• WHAT YOU WILL DO: Write the records out once more. Leave each line exactly as given.

• Component data from apps and pages:
☆ ☆ ☆ ☆ ☆
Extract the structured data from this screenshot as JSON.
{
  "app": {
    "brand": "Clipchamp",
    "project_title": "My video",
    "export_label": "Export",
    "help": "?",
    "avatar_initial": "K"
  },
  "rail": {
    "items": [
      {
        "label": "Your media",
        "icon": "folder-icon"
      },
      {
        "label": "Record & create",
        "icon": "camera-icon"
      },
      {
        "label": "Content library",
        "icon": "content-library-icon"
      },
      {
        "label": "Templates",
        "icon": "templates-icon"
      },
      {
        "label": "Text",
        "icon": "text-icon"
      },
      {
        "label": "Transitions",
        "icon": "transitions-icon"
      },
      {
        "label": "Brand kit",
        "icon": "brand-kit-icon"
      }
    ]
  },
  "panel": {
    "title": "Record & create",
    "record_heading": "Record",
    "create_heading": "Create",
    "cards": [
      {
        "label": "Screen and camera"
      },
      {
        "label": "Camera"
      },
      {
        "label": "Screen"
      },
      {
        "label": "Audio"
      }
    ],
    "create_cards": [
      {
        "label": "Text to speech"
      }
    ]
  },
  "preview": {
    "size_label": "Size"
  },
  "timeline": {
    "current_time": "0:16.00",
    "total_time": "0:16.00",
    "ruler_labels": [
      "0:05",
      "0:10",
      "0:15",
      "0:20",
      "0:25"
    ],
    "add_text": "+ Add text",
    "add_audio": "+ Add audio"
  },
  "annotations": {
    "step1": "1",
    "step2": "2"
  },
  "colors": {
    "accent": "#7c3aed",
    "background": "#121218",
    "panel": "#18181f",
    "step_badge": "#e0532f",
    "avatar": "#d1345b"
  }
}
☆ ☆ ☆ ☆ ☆
• SOLUTION BELOW:
Extract the structured data from this screenshot as JSON.
{
  "app": {
    "brand": "Clipchamp",
    "project_title": "My video",
    "export_label": "Export",
    "help": "?",
    "avatar_initial": "K"
  },
  "rail": {
    "items": [
      {
        "label": "Your media",
        "icon": "folder-icon"
      },
      {
        "label": "Record & create",
        "icon": "camera-icon"
      },
      {
        "label": "Content library",
        "icon": "content-library-icon"
      },
      {
        "label": "Templates",
        "icon": "templates-icon"
      },
      {
        "label": "Text",
        "icon": "text-icon"
      },
      {
        "label": "Transitions",
        "icon": "transitions-icon"
      },
      {
        "label": "Brand kit",
        "icon": "brand-kit-icon"
      }
    ]
  },
  "panel": {
    "title": "Record & create",
    "record_heading": "Record",
    "create_heading": "Create",
    "cards": [
      {
        "label": "Screen and camera"
      },
      {
        "label": "Camera"
      },
      {
        "label": "Screen"
      },
      {
        "label": "Audio"
      }
    ],
    "create_cards": [
      {
        "label": "Text to speech"
      }
    ]
  },
  "preview": {
    "size_label": "Size"
  },
  "timeline": {
    "current_time": "0:16.00",
    "total_time": "0:16.00",
    "ruler_labels": [
      "0:05",
      "0:10",
      "0:15",
      "0:20",
      "0:25"
    ],
    "add_text": "+ Add text",
    "add_audio": "+ Add audio"
  },
  "annotations": {
    "step1": "1",
    "step2": "2"
  },
  "colors": {
    "accent": "#7c3aed",
    "background": "#121218",
    "panel": "#18181f",
    "step_badge": "#e0532f",
    "avatar": "#d1345b"
  }
}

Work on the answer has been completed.